KUWAIT, (Reuters) – Kuwait’s central bank has decided to cut its benchmark discount rate by 25 basis points to 3.5 percent effective Monday to reduce the cost of funding and stimulate the local economy, the state news agency reported.
The reduction would take the total benchmark rate cut by the world’s seventh-largest oil exporter to 225 basis points since October, when the government was forced to rescue Gulf Bank after it recorded steep derivatives losses.
“The decision to cut the discount rate at the central bank of Kuwait contributes another dose to push the wheel of local economic activity through cutting the cost of finance,” Sheikh Salem Abdul-Aziz al-Sabah said, according to KUNA.
Sheikh Salem said last month he expected the economy to contract this year as oil prices slump and economic activity is hit.
KUNA did not say whether the central bank had also decided to cut its repurchase rates. Kuwait last reduced its discount rate by 50 basis points to 3.75 percent in December.
Since the global financial crisis deepened in the autumn, Gulf oil producers announced a slew of measures to unlock credit markets, including in the case of Kuwait guarantees of bank deposits and state equity investments.
“At the moment they are trying to use a number of tools available to support growth,” said Monica Malik, a regional economist at EFG-Hermes in Dubai.
“Although these moves will support bank lending to a degree, we are still forecasting a marked deceleration in credit growth.”
Since approaching 5 percent in late September, the three-month Kuwaiti interbank rate has fallen to 2 percent, indicating that while banks had funds, they were reluctant to extend fresh loans.
Kuwait’s central bank has issued treasury bonds worth about 480 million dinars in the last two months to soak up some of this liquidity.
The latest interest rate move coincides with the enactment of a state support package for the financial sector, Sheikh Salem said on Sunday.
Kuwait’s emir dissolved parliament in March, which gave the government the authority to push through an economic support package by decree that is designed to enable banks to lend about 4 billion dinars ($13.76 billion) in the coming two years.
The plan, which would cost the state 1.5 billion dinars, includes state guarantees of up to 50 percent of new loans.
Sheikh Salem told Reuters last month he expected credit growth of not less than 19-20 percent this year as a result of the bill.

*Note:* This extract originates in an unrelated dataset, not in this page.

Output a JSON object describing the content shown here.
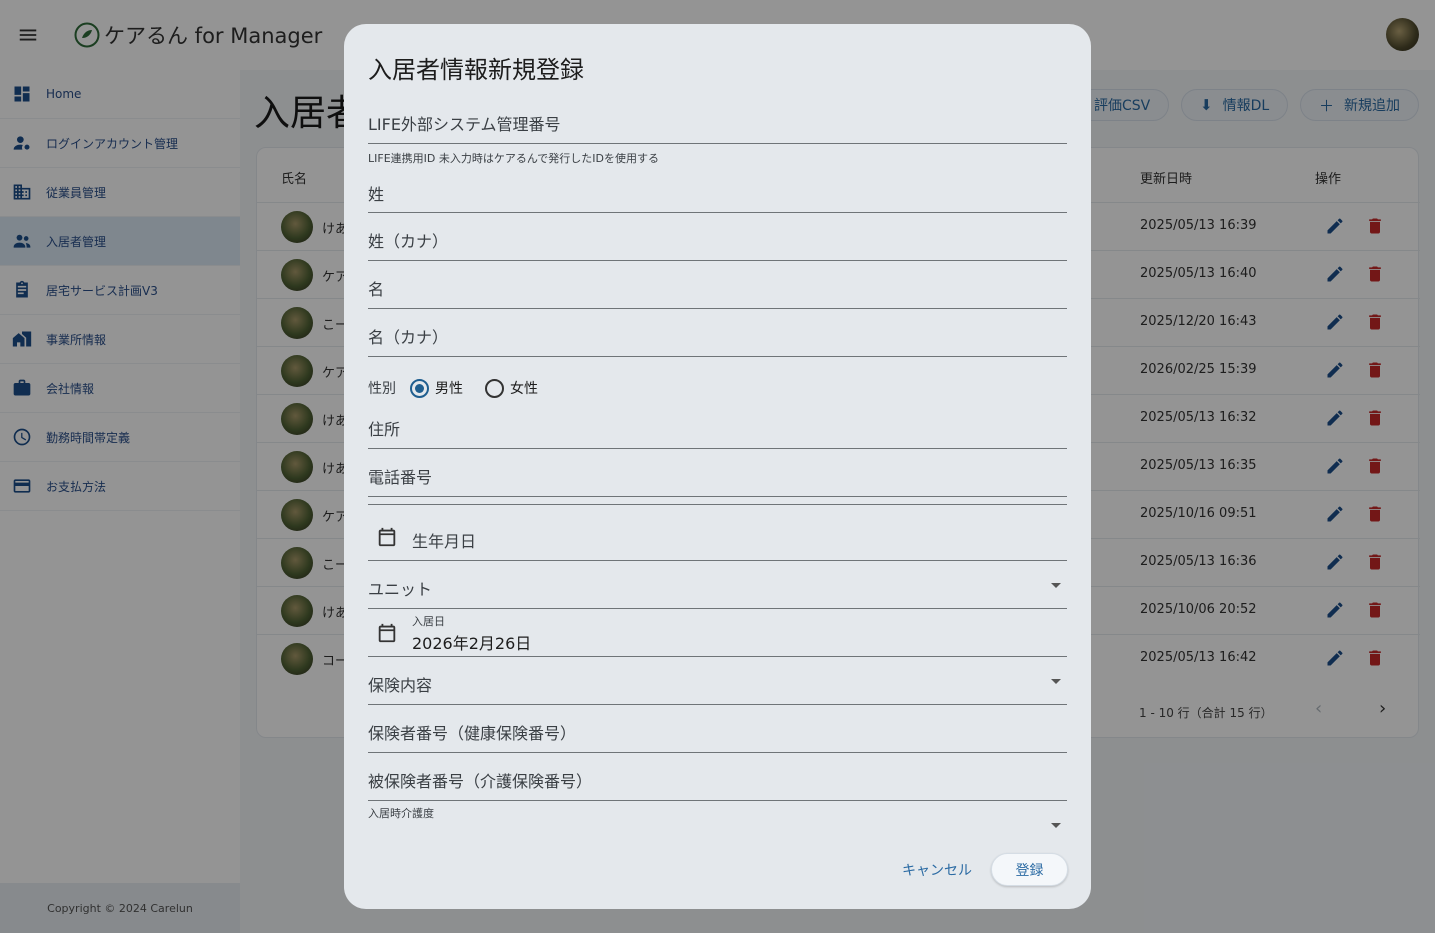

Kuwait, the only Gulf state that does not peg its currency to the U.S. dollar, has also allowed its currency to depreciate in an effort to reduce import costs and help bolster its dollar-denominated oil revenues, the governor said last month.
Several local banks have been demanding the discount rate — which guides lending and deposit rates — to be lowered to help shore up their businesses, according to media reports.